Hong Kong Canto-pop sensation Stephanie Ho and lifelong friend Tiffany Chan to resume rivalry on the golf course at Fanling
The pair grew up playing together and are looking forward to locking horns in the Hong Kong Ladies Open in May
Well-known local singer-actress Stephanie Ho Ngan-si and golf sensation Tiffany Chan Tsz-ching may have taken totally different career paths in their teens, but the childhood friends’ memories of Hong Kong golf – which span 20 years – remain as fond as ever.
“We used to go to the Old Course [at Fanling] after school and play a round before eating at a nearby [dai pai do ng] to wait for our parents to pick us up,” recalled 25-year-old Ho, a former Hong Kong golf teammate of Chan, who recently became the first Hongkonger to qualify for the LPGA Tour.
Almost a decade on, the pair will finally be able to revisit their junior days and share the course after Ho clinched the Ladies Close Amateur Championship in Hong Kong in January, landing her a spot at the EFG Hong Kong Ladies Open this May. Chan won the Open in 2016 when an amateur.
Suffice to say the fiery competitiveness still runs through both their veins, regardless of Chan’s LPGA status.
Watch: Tiffany Chan and Stephanie Ho battle it out on the putting green

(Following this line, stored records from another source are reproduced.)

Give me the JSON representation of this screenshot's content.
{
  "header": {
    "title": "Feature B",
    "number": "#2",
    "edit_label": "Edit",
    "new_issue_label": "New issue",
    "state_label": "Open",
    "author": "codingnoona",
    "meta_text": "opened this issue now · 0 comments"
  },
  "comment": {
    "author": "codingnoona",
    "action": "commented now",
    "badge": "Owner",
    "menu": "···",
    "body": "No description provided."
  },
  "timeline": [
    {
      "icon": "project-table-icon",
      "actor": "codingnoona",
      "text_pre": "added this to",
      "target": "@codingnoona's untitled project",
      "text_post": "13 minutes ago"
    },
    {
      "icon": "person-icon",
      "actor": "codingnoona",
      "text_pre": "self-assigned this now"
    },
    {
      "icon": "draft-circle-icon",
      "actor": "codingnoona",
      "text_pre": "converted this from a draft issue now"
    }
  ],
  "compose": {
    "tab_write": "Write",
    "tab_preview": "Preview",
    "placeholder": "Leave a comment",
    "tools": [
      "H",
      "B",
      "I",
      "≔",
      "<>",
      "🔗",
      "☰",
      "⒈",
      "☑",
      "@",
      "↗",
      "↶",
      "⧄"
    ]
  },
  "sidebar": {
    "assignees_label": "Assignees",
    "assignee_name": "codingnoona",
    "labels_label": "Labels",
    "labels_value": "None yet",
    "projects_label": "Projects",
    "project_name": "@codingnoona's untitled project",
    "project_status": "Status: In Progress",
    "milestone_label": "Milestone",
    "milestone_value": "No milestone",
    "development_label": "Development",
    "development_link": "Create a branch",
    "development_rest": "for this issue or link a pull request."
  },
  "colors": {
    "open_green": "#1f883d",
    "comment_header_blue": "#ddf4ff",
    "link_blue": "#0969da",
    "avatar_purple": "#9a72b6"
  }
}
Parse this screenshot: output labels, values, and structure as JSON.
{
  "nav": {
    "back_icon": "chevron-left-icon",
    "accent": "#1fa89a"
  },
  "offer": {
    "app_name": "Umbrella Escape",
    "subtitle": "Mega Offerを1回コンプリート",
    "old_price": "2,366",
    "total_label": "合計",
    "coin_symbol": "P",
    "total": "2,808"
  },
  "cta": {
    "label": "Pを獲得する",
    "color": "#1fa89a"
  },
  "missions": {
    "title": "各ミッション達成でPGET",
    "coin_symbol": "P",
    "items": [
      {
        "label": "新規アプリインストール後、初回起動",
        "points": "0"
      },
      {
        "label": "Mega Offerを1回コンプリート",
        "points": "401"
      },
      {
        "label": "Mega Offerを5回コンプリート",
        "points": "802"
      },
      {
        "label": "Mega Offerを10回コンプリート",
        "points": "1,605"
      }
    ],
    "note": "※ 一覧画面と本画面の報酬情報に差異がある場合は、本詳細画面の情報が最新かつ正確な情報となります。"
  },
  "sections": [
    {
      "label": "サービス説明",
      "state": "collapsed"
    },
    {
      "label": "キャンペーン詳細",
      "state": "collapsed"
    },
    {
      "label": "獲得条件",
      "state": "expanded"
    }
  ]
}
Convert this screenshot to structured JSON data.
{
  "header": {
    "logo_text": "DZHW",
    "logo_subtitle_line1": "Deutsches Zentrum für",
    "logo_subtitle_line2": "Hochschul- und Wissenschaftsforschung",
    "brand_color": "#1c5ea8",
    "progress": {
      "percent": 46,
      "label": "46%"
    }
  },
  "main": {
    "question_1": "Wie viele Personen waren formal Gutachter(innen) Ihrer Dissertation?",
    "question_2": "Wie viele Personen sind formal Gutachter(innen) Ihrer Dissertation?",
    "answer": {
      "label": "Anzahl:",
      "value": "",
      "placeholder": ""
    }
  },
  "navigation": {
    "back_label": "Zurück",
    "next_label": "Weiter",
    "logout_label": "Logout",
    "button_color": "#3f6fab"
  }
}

“It’s been more than 10 years since I last beat her,” said Ho, who recalled losing a dramatic five-hole play-off to Chan at the Junior Close Championship when aged 12. “I stopped playing golf years ago but it’s encouraging to win so soon after picking it back up.”
Remarkably, Ho had practised for a mere three months ahead of the amateur close and is looking forward to using her local platform for the sport which gave her and Chan so much.
“I played a lot when I was younger, and although my impact may not have been as good as others, I was a bit more experienced with my mentality. It was more about the short game and the putting,” said Ho, who won the amateur tournament in a play-off thanks to a stunning 30-foot putt.
“I really don’t know how I’ll play [at the Open] – I didn’t expect anything at the ladies’ close – so it could be a total disaster or it could go really well.
“I just want to use this chance to attract more public attention to golf. It’s been hugely neglected.
“This is the first tournament in a long time where the public will be able to watch me play, so I will encourage all my fans to watch.”
Having taken a hiatus from the public limelight for most of last year, Ho came to a realisation while at the 2017 men’s Open.
“I saw a lot of my friends watching and I realised that golf is a crucial part of me,” said Ho. “It releases stress and gives me time with the people close to me. Golf helps me keep a balanced mentality – that’s the most important thing. Plus it helps me lose weight.”
Ho’s claim to fame came in 2009 after appearing on local TV singing competition The Voice . The California-born singer became a fan favourite and soon made it to the small screen, most famously in TVB drama Gilded Chopsticks in 2014.
She has released two full studio albums – the latest being Lost In Love in January 2017 – and has racked up millions of views with various songs, including True Lovers and Love Takes Courage.
So how does the pressure of the set fare compared to the course?
“Being on stage is more nerve-racking,” Ho said. “I’m used to the pressure on the golf course – I play a lot better under pressure. I can’t really do social golf, I’m really competitive on the course.”
Chan had an unfortunate outing at the US$1.5 million HSBC Women’s World Championship in Singapore last week, hitting a wayward second shot at the eighth (her 17th) and ending the par five hole with a 10.
Chan is eight months into her professional career and is still adjusting to the step up in competition but Ho is confident her “Team Tiffany” fan base will eventually steer her performances in the right direction.
“She was telling me after we returned from Singapore that she was sorry she didn’t perform well enough for us to fly all the way over,” said Ho.
“Sometimes spectators go on to the green to watch the players approach, but I always walk beside her – that’s what a friend is for.
“It doesn’t matter how we’re playing, we’re both competitors and we’ll always be there for each other.
“We’ve known each other for 20 years and I can see it going on for another 80 if we live long enough.”